The Antiguan Government has now had second thoughts about that loan, and is trying to renegotiate it. Their aviation minister, Robin Yearwood, recently told the Observer newspaper: “The loan that they (the United Progressive Party government) had signed for me — since I became the Minister — I don’t like it. I think reason will prevail. You can’t get no 13 per cent and 10 per cent interest in a world like this.”
Phase I of the work involved renovations and expansion of the existing terminal, and some work on the airfield. Phase II involved the building of a new terminal on land seized from jailed American financier Allen Stanford.
New loans had to be taken out to fund construction of the new terminal. They are said to have totalled between $75 million and $137.9 million. The Chinese became involved, completing the project in 2015 using all Chinese materials and all Chinese labour.
Financing also included Chinese government “grants” which in theory do not have to be repaid. However, the Antigua Government recently handed over another large parcel of prime beachfront real estate seized from Allen Stanford to a Chinese investment group, including the 455-acre Guiana Island and some smaller islands nearby.
The Chinese financing of the airport deal is complicated and not at all transparent, but you get the picture. The true cost of Antigua’s new airport is a very, very long way above $98 million.
Mr Famous didn’t mention the airport at St Vincent, which services fewer than 80,000 visitors a year. I bring it up because it is instructive in this context. Ground was broken for the new Argyll International Airport in 2008 supported by funding from Taiwan, Iran, Cuba and Venezuela, among others. It was due to open in 2011, but the St Vincent Government missed completion dates in that year, in 2012, 2013, 2014, 2015 and are thought likely to miss again in 2016. The cost, initially expected to be $240 million, after more than five years of delays, is currently estimated to be around $350 million!
Anybody who thinks the team at the Bermuda Ministry of Finance is going to allow this kind of shambolic situation to characterise our management of this new airport project is mistaken. Bermuda is serious about getting this done quickly, efficiently, intelligently, carefully and without wasting so much as a penny if we can help it.
We keenly feel our responsibility to get this done in a way that will make us all in Bermuda proud. In fact, it’s a strategic decision to have CCC as a government partner to guarantee the project will be delivered on time, on budget and on spec.
We have found a way of doing it that doesn’t add to Bermuda’s debt burden, freeing us from the necessity to squeeze the annual budget and increase the economic pain Bermudians are feeling. We have found a way of doing it that guarantees delivery on time and on budget — free of cost overruns. We have found a way of doing it that allows us to maximise the participation of Bermudians in the project, before, during and after construction.
And as we’ve all seen in the architects’ renderings, we’ve found a way of doing it that is going to give us an architecturally attractive, first-class, modern, efficient airport, one that will both project our first-class reputation and help us in our economic recovery.
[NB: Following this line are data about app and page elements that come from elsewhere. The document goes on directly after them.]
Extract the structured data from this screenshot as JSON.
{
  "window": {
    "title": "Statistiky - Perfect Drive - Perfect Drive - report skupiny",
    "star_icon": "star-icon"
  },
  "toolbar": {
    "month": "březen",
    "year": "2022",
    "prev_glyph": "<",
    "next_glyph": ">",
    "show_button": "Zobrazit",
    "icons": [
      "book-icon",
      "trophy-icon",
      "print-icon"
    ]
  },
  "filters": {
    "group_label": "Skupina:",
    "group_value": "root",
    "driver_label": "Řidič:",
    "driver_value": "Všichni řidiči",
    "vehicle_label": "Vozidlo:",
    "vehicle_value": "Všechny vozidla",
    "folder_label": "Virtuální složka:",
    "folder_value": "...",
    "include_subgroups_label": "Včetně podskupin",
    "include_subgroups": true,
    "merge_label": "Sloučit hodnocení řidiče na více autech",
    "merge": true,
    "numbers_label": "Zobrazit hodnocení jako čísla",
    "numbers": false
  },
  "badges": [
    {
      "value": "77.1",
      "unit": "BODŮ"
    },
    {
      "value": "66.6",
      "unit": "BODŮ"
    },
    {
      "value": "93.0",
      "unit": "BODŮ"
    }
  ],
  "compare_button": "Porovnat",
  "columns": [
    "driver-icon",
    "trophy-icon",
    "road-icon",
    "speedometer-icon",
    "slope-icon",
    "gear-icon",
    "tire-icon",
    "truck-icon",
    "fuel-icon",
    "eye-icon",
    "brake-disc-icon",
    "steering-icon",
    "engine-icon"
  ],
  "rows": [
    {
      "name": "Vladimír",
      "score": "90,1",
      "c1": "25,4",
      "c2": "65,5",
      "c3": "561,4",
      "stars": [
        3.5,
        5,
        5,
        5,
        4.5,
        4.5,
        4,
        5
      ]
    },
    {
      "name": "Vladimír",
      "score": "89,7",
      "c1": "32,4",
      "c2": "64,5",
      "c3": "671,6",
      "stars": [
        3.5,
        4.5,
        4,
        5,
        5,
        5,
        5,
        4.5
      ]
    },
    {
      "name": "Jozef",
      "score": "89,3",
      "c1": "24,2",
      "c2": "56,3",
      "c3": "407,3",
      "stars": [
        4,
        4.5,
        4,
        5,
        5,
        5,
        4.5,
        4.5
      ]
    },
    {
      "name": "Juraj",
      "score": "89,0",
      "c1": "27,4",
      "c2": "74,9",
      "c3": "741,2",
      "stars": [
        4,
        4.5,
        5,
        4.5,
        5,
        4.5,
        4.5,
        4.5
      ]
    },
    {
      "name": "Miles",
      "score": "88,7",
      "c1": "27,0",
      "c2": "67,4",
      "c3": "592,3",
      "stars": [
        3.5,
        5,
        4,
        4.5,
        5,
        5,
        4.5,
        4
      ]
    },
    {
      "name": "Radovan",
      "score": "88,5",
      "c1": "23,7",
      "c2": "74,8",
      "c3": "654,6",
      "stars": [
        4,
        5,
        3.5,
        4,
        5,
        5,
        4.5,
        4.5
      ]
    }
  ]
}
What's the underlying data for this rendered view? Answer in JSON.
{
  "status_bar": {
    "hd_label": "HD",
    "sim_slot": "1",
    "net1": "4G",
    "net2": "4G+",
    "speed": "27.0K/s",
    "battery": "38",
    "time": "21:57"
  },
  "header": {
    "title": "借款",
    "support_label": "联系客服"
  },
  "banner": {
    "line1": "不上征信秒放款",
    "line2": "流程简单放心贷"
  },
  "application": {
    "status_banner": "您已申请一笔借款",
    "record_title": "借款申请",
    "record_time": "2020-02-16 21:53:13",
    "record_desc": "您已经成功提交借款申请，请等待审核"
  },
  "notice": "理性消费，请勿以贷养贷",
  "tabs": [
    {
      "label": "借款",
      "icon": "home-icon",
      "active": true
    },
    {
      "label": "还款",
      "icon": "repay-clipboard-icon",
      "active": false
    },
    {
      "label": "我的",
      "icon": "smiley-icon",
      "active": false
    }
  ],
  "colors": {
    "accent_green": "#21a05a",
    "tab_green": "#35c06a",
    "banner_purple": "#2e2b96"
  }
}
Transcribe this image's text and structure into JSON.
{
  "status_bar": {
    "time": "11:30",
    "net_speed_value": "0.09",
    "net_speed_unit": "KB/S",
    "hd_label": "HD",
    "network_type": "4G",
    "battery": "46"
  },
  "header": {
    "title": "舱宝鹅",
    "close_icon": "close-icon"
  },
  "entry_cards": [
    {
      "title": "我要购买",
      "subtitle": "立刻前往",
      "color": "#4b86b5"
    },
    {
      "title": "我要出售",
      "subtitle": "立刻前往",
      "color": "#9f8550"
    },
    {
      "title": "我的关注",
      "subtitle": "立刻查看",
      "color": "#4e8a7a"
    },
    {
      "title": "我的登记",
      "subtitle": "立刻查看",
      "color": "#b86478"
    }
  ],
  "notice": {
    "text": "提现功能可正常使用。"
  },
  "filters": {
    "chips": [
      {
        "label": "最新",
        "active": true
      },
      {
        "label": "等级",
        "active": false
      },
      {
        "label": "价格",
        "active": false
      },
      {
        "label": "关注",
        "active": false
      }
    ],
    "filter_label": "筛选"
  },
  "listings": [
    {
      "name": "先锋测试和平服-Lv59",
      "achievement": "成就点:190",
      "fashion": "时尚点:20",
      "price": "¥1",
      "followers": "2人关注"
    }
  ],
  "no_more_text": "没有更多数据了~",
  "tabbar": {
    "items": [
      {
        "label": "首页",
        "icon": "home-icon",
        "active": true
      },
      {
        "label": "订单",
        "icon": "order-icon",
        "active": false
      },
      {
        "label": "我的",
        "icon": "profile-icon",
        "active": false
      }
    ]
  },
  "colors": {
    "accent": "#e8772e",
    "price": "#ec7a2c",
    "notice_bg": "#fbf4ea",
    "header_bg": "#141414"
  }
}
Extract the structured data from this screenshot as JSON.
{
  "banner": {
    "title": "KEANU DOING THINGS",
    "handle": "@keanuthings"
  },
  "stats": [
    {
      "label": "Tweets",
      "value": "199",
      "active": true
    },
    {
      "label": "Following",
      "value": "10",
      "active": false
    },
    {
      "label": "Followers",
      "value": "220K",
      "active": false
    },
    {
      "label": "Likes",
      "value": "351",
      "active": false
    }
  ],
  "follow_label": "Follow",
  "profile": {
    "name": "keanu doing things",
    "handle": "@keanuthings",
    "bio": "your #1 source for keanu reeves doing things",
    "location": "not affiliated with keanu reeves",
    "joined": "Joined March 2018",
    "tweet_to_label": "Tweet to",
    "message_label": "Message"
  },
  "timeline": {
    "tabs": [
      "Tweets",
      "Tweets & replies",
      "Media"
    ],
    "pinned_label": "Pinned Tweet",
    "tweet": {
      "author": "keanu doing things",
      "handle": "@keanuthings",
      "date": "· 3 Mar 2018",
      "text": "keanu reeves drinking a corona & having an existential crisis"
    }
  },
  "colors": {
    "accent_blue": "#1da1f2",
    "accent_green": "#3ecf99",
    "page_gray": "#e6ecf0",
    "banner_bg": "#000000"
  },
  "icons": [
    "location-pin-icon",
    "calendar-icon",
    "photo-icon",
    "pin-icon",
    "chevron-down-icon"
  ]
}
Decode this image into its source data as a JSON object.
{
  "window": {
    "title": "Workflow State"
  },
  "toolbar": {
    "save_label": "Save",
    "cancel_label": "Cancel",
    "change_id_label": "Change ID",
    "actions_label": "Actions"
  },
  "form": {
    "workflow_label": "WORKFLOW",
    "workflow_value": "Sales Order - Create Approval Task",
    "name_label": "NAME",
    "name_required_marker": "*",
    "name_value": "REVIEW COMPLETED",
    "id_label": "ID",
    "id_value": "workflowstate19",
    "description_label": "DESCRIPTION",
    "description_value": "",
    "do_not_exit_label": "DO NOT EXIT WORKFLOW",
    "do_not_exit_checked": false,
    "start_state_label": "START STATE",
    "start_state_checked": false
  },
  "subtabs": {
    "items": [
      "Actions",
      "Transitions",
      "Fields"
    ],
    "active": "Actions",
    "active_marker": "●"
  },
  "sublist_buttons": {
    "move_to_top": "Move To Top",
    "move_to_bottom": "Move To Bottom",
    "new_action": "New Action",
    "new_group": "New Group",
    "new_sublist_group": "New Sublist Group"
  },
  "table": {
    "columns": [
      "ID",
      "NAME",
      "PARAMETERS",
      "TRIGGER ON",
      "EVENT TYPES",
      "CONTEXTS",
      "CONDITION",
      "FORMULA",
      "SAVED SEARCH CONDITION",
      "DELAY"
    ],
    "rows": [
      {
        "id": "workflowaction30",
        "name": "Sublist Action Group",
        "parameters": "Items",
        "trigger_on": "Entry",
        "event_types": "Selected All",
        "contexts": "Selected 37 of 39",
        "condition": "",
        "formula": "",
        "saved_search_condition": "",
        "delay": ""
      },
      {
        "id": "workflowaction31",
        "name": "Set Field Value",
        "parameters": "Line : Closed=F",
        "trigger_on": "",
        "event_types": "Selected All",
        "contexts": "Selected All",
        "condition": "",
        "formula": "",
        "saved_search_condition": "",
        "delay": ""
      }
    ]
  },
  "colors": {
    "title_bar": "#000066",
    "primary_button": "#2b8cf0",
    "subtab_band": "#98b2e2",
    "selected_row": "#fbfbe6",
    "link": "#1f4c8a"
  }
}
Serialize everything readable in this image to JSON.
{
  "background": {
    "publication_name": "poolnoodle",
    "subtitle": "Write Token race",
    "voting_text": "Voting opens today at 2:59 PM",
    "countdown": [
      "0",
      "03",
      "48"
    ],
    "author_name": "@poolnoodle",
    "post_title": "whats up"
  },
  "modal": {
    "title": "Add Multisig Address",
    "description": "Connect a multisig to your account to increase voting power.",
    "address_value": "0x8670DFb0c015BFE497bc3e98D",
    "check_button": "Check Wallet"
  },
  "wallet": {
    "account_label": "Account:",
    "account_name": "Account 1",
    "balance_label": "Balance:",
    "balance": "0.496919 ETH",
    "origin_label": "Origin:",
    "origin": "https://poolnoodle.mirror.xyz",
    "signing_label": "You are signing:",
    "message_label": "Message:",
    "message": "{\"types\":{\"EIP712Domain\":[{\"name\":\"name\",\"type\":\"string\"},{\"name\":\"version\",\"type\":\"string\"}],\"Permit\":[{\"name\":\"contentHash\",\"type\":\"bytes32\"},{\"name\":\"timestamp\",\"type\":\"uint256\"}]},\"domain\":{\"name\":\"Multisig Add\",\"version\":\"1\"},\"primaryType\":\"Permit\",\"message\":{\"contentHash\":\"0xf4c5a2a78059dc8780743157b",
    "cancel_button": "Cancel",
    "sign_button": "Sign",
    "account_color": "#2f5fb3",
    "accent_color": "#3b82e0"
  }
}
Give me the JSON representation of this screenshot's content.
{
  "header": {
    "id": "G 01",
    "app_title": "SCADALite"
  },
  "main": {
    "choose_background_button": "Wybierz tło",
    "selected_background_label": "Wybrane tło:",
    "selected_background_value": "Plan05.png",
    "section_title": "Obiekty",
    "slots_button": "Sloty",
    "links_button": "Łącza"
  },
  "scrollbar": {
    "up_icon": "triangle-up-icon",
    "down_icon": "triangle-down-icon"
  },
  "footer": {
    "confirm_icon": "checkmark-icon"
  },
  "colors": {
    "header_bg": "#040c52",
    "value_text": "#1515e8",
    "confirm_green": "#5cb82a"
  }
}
It’s one of the great tragedies of our time that the Combined Opposition can’t see what is in front of their noses. They have wasted countless hours and boundless energy searching fruitlessly for some evidence of wrongdoing on the government’s part over the last two-and-a-half years. Just think what they might have accomplished if they’d put that time to helping Bermudians in their time of need.
•Senator Georgia Marshall, JP, is the Bermuda Government’s Senate spokeswoman for justice.